After only his first week in office, President Donald Trump is proceeding with executive orders to build a border wall and block immigration opportunities for citizens of several other countries. This has led to worldwide concern over the future of undocumented immigrants in the U.S., including those who are seeking college education.
Despite Trump’s anti-immigration orders, new plans at Sonoma State University, including ongoing talk of opening a Dream Center, will help undocumented students with scholarships and other concerns.
During the fall 2016 semester, 171 of Sonoma State’s 9,408 enrolled students were undocumented, according to a Jan. 17 Santa Rosa Press Democrat article.
A series of small steps over the past few years have made it easier for these students to obtain scholarships.
One step was the passing of the California Dream Act, which allows students without legal immigration status to apply for state-funded financial support, according to Sonoma State’s Financial Aid Office.
Sonoma State students who are not permanent U.S. residents or citizens by birth can apply for the California Dream Application instead of the Free Application for Federal Student Aid.
The most recent of these steps came on Dec. 7 when Sonoma State partnered with TheDream.US, a national scholarship fund that has given $14 million in scholarships to 1,700 students nationwide since 2014.
Mariana Martinez, Santa Rosa Junior College Board of Trustee member and research coordinator for the McNair Scholars Program, said that financial support offered through TheDream.US is helpful for undocumented students who may need help with expenses not covered by the Dream Act or other scholarships.
“It’s trying to put you in the same playing field as other students,” Martinez said.
Undocumented students in California already benefit from AB540, Martinez said.
This qualifies them for in-state tuition if they can prove they graduated from high school and plan to pursue higher education.
Martinez serves as the faculty adviser for the Undocu-Scholars Coalition, a student-organized club which provides guidance for undocumented peers and incoming students who are applying for TheDream.US services. Current Sonoma State students helping their peers through this program will not get to utilize the benefits of TheDream.US, Martinez said.
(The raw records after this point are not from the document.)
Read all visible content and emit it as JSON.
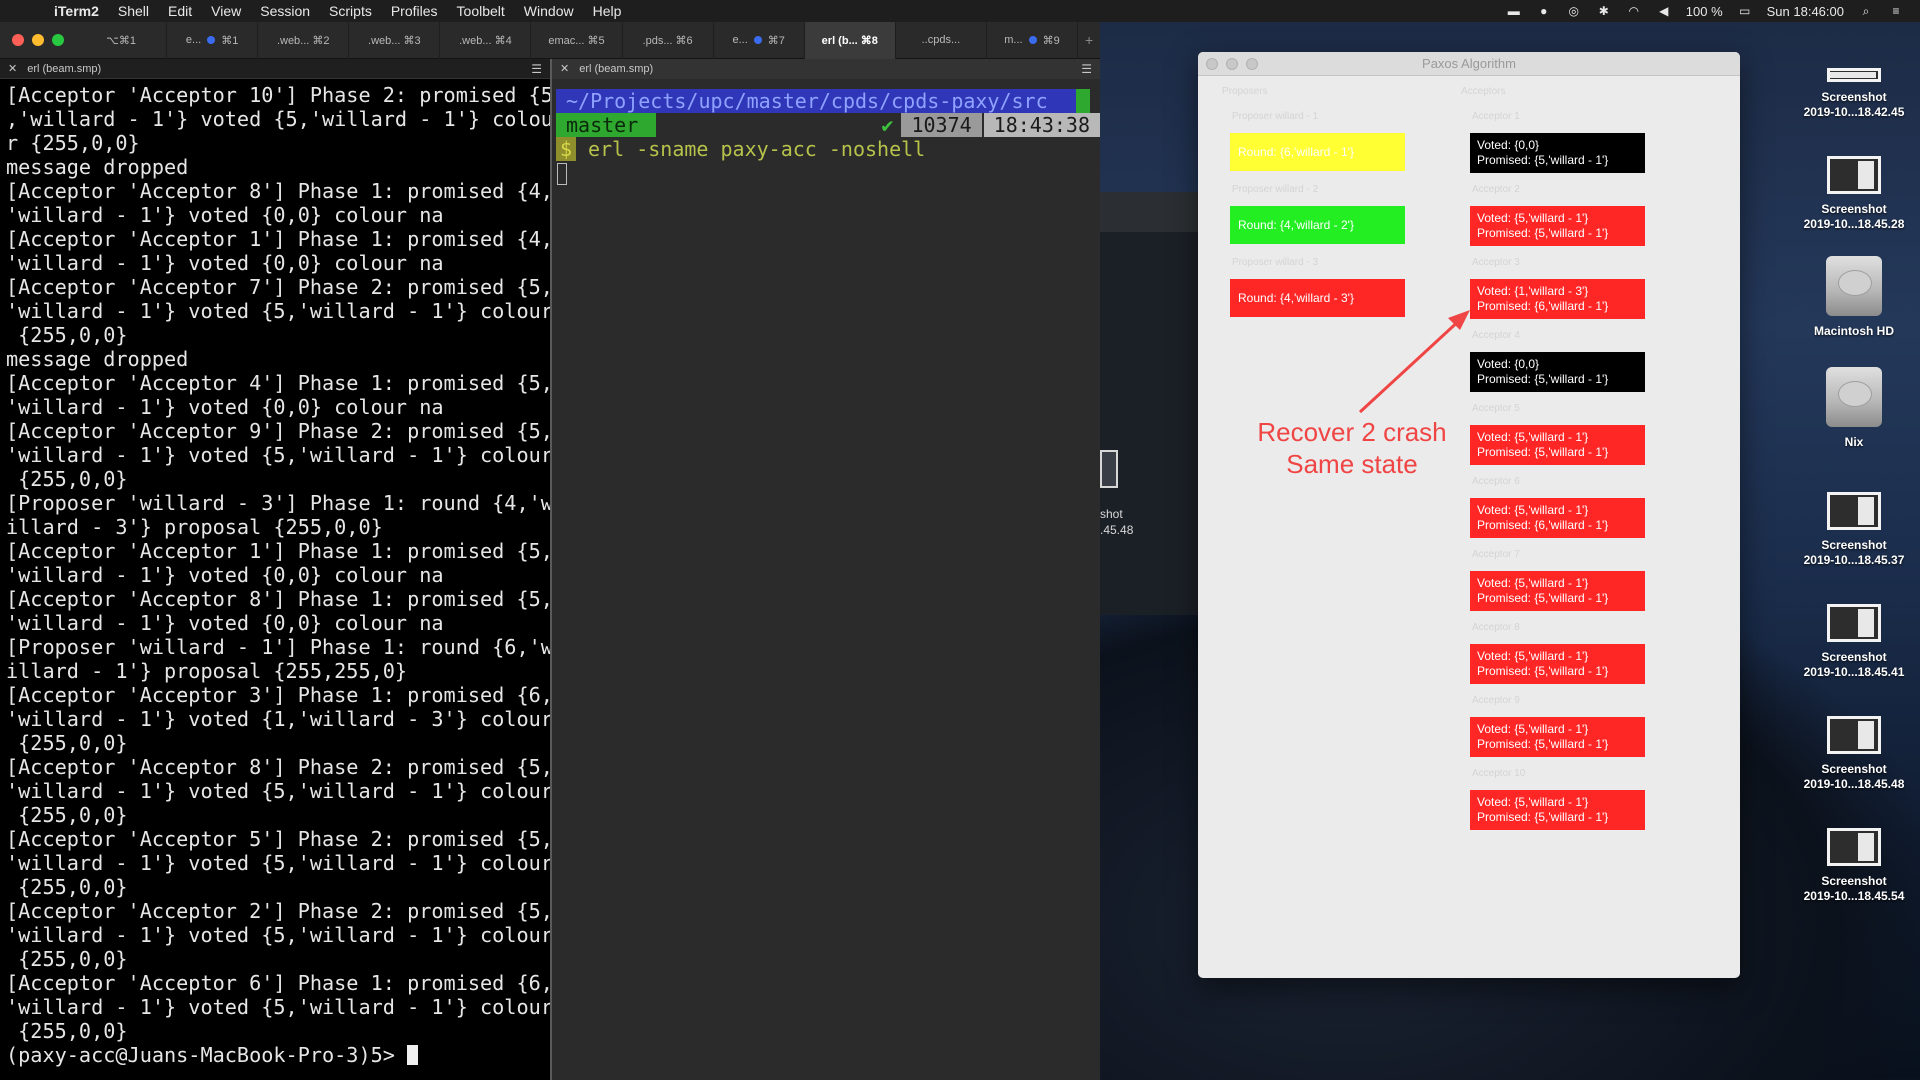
{
  "menubar": {
    "app": "iTerm2",
    "items": [
      "Shell",
      "Edit",
      "View",
      "Session",
      "Scripts",
      "Profiles",
      "Toolbelt",
      "Window",
      "Help"
    ],
    "battery": "100 %",
    "clock": "Sun 18:46:00"
  },
  "iterm": {
    "tabs": [
      {
        "label": "⌥⌘1",
        "dot": false
      },
      {
        "label": "e...",
        "dot": false
      },
      {
        "label": "⌘1",
        "dot": true
      },
      {
        "label": ".web... ⌘2",
        "dot": false
      },
      {
        "label": ".web... ⌘3",
        "dot": false
      },
      {
        "label": ".web... ⌘4",
        "dot": false
      },
      {
        "label": "emac... ⌘5",
        "dot": false
      },
      {
        "label": ".pds... ⌘6",
        "dot": false
      },
      {
        "label": "e...",
        "dot": false
      },
      {
        "label": "⌘7",
        "dot": true
      },
      {
        "label": "erl (b... ⌘8",
        "dot": false,
        "active": true
      },
      {
        "label": "..cpds...",
        "dot": false
      },
      {
        "label": "m...",
        "dot": false
      },
      {
        "label": "⌘9",
        "dot": true
      }
    ],
    "left_pane": {
      "title": "erl (beam.smp)",
      "lines": [
        "[Acceptor 'Acceptor 10'] Phase 2: promised {5",
        ",'willard - 1'} voted {5,'willard - 1'} colou",
        "r {255,0,0}",
        "message dropped",
        "[Acceptor 'Acceptor 8'] Phase 1: promised {4,",
        "'willard - 1'} voted {0,0} colour na",
        "[Acceptor 'Acceptor 1'] Phase 1: promised {4,",
        "'willard - 1'} voted {0,0} colour na",
        "[Acceptor 'Acceptor 7'] Phase 2: promised {5,",
        "'willard - 1'} voted {5,'willard - 1'} colour",
        " {255,0,0}",
        "message dropped",
        "[Acceptor 'Acceptor 4'] Phase 1: promised {5,",
        "'willard - 1'} voted {0,0} colour na",
        "[Acceptor 'Acceptor 9'] Phase 2: promised {5,",
        "'willard - 1'} voted {5,'willard - 1'} colour",
        " {255,0,0}",
        "[Proposer 'willard - 3'] Phase 1: round {4,'w",
        "illard - 3'} proposal {255,0,0}",
        "[Acceptor 'Acceptor 1'] Phase 1: promised {5,",
        "'willard - 1'} voted {0,0} colour na",
        "[Acceptor 'Acceptor 8'] Phase 1: promised {5,",
        "'willard - 1'} voted {0,0} colour na",
        "[Proposer 'willard - 1'] Phase 1: round {6,'w",
        "illard - 1'} proposal {255,255,0}",
        "[Acceptor 'Acceptor 3'] Phase 1: promised {6,",
        "'willard - 1'} voted {1,'willard - 3'} colour",
        " {255,0,0}",
        "[Acceptor 'Acceptor 8'] Phase 2: promised {5,",
        "'willard - 1'} voted {5,'willard - 1'} colour",
        " {255,0,0}",
        "[Acceptor 'Acceptor 5'] Phase 2: promised {5,",
        "'willard - 1'} voted {5,'willard - 1'} colour",
        " {255,0,0}",
        "[Acceptor 'Acceptor 2'] Phase 2: promised {5,",
        "'willard - 1'} voted {5,'willard - 1'} colour",
        " {255,0,0}",
        "[Acceptor 'Acceptor 6'] Phase 1: promised {6,",
        "'willard - 1'} voted {5,'willard - 1'} colour",
        " {255,0,0}"
      ],
      "prompt": "(paxy-acc@Juans-MacBook-Pro-3)5> "
    },
    "right_pane": {
      "title": "erl (beam.smp)",
      "path": "~/Projects/upc/master/cpds/cpds-paxy/src",
      "branch": "master",
      "check": "✔",
      "pid": "10374",
      "time": "18:43:38",
      "dollar": "$",
      "command": "erl -sname paxy-acc -noshell"
    }
  },
  "paxos": {
    "title": "Paxos Algorithm",
    "proposers_label": "Proposers",
    "acceptors_label": "Acceptors",
    "proposers": [
      {
        "label": "Proposer willard - 1",
        "text": "Round: {6,'willard - 1'}",
        "color": "#ffff33",
        "text_color": "#ffffff"
      },
      {
        "label": "Proposer willard - 2",
        "text": "Round: {4,'willard - 2'}",
        "color": "#22ee22",
        "text_color": "#ffffff"
      },
      {
        "label": "Proposer willard - 3",
        "text": "Round: {4,'willard - 3'}",
        "color": "#ff2626",
        "text_color": "#ffffff"
      }
    ],
    "acceptors": [
      {
        "label": "Acceptor 1",
        "voted": "Voted: {0,0}",
        "promised": "Promised: {5,'willard - 1'}",
        "color": "#000000"
      },
      {
        "label": "Acceptor 2",
        "voted": "Voted: {5,'willard - 1'}",
        "promised": "Promised: {5,'willard - 1'}",
        "color": "#ff2626"
      },
      {
        "label": "Acceptor 3",
        "voted": "Voted: {1,'willard - 3'}",
        "promised": "Promised: {6,'willard - 1'}",
        "color": "#ff2626"
      },
      {
        "label": "Acceptor 4",
        "voted": "Voted: {0,0}",
        "promised": "Promised: {5,'willard - 1'}",
        "color": "#000000"
      },
      {
        "label": "Acceptor 5",
        "voted": "Voted: {5,'willard - 1'}",
        "promised": "Promised: {5,'willard - 1'}",
        "color": "#ff2626"
      },
      {
        "label": "Acceptor 6",
        "voted": "Voted: {5,'willard - 1'}",
        "promised": "Promised: {6,'willard - 1'}",
        "color": "#ff2626"
      },
      {
        "label": "Acceptor 7",
        "voted": "Voted: {5,'willard - 1'}",
        "promised": "Promised: {5,'willard - 1'}",
        "color": "#ff2626"
      },
      {
        "label": "Acceptor 8",
        "voted": "Voted: {5,'willard - 1'}",
        "promised": "Promised: {5,'willard - 1'}",
        "color": "#ff2626"
      },
      {
        "label": "Acceptor 9",
        "voted": "Voted: {5,'willard - 1'}",
        "promised": "Promised: {5,'willard - 1'}",
        "color": "#ff2626"
      },
      {
        "label": "Acceptor 10",
        "voted": "Voted: {5,'willard - 1'}",
        "promised": "Promised: {5,'willard - 1'}",
        "color": "#ff2626"
      }
    ],
    "annotation": {
      "line1": "Recover 2 crash",
      "line2": "Same state",
      "color": "#f04545"
    }
  },
  "behind_window": {
    "label1": "shot",
    "label2": ".45.48"
  },
  "desktop_icons": [
    {
      "name": "Screenshot",
      "sub": "2019-10...18.42.45",
      "kind": "bar"
    },
    {
      "name": "Screenshot",
      "sub": "2019-10...18.45.28",
      "kind": "shot"
    },
    {
      "name": "Macintosh HD",
      "sub": "",
      "kind": "disk"
    },
    {
      "name": "Nix",
      "sub": "",
      "kind": "disk"
    },
    {
      "name": "Screenshot",
      "sub": "2019-10...18.45.37",
      "kind": "shot"
    },
    {
      "name": "Screenshot",
      "sub": "2019-10...18.45.41",
      "kind": "shot"
    },
    {
      "name": "Screenshot",
      "sub": "2019-10...18.45.48",
      "kind": "shot"
    },
    {
      "name": "Screenshot",
      "sub": "2019-10...18.45.54",
      "kind": "shot"
    }
  ]
}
These services are geared toward undocumented incoming freshmen and transfer students and will not take effect until the fall 2017 semester.
“It’s coming at a very critical time for Sonoma State, because of the change in the presidential administration and so on,” Martinez said. “Because it’s also composed of an advisor/mentor to ensure that the students are keeping up with their grades and so on, I think that’s pretty unique and important.”
Martinez works in this club alongside Ariana Aparicio, an academic advisor for undeclared students and those from the school of science and technology.
Aparicio, who will soon serve as scholar adviser for Sonoma State’s partnership with TheDream.US, said it is a “passion of mine” to give emotional support to these students in addition to academic advice.
“Oftentimes, these students are held at a high expectation to excel academically, and… whoever it is that they interact with don’t understand the entirety of what it is like for students on undocumented immigration status to maneuver a higher education system,” Aparicio said.
The impending advantages provided by TheDream.US may motivate current students to encourage their friends and relatives to enroll at Sonoma State, Aparicio said.
There are still additional services yet to be provided for undocumented students, Aparicio said. During a September 2015 speech, former SSU President Ruben Armiñana announced that Sonoma State would have a Dream Center — an office providing service specifically for undocumented students — by fall 2016, but the office is still not open.
Martinez said there is a revamped proposal in place for the Dream Center, but space limitations and the search for staffing complicate the process. The Undocu-Scholars Coalition checks in with Michael Young, interim vice president of student affairs, and Bill Kidder, associate vice president and chief of staff for the Office of the President, at least once a month for status updates on the Dream Center’s creation.
Gustavo Flores, senior director of enrollment management, said that hardworking undocumented students are eligible to succeed at a university like Sonoma State, despite some U.S. citizens’ misconceptions.
“They have earned their way to a major university,” Flores said. “These are some of the best and brightest, and we just can’t shut the door on them.”
Flores is the admissions liaison for Sonoma State’s partnership with TheDream.US, which Kidder oversees. Flores said he reviews applications from the CSU system to ensure incoming students have all the materials they need — including a fee waiver, transcripts, test scores and a written appeal for TheDream.US.
“I look and read each and every one of these as they come in and make a decision as to whether we’re going to be able to review their application in the office of admissions,” Flores said.
Flores, once an undocumented and first-generation college student himself, said today’s students have educational resources and opportunities that his generation did not.
“My children today, they know how to go to the university… they know how their schooling is going to be financed, they have the utmost support for them to pursue this,” Flores said. “As a kid, I didn’t have any of this. It was me finding out on my own how to do this.”
Kidder said that Sonoma State’s partnership with TheDream.US is one of this generation’s essential educational resources.
“This partnership is important because these students’ dreams are our dreams,” Kidder said.